[Start of section]

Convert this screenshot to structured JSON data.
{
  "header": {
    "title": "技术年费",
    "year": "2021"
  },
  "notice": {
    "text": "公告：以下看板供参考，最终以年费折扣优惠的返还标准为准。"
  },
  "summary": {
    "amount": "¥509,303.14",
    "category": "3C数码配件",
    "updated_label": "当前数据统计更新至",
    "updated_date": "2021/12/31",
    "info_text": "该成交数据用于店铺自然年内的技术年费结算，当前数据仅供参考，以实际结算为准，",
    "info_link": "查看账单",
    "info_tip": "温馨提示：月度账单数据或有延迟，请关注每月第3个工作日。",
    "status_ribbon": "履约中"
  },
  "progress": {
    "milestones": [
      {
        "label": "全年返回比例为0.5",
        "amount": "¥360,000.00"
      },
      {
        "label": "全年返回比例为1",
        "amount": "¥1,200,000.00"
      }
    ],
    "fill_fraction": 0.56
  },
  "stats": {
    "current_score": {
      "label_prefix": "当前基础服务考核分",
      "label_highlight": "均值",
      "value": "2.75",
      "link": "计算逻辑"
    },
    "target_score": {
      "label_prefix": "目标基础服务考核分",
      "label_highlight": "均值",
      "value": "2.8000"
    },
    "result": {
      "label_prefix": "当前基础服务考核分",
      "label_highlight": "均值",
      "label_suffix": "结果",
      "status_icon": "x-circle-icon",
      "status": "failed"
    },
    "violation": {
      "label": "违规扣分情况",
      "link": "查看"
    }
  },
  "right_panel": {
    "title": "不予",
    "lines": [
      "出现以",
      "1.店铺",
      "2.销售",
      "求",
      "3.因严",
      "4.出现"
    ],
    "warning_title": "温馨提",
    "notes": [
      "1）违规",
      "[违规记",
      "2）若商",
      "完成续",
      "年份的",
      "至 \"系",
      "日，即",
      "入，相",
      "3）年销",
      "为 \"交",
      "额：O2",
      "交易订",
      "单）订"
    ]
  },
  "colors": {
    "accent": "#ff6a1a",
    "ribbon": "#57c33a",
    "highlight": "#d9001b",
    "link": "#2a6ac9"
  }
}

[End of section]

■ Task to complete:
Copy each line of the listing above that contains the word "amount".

■ Exercise solution:
    "amount": "¥509,303.14",
        "amount": "¥360,000.00"
        "amount": "¥1,200,000.00"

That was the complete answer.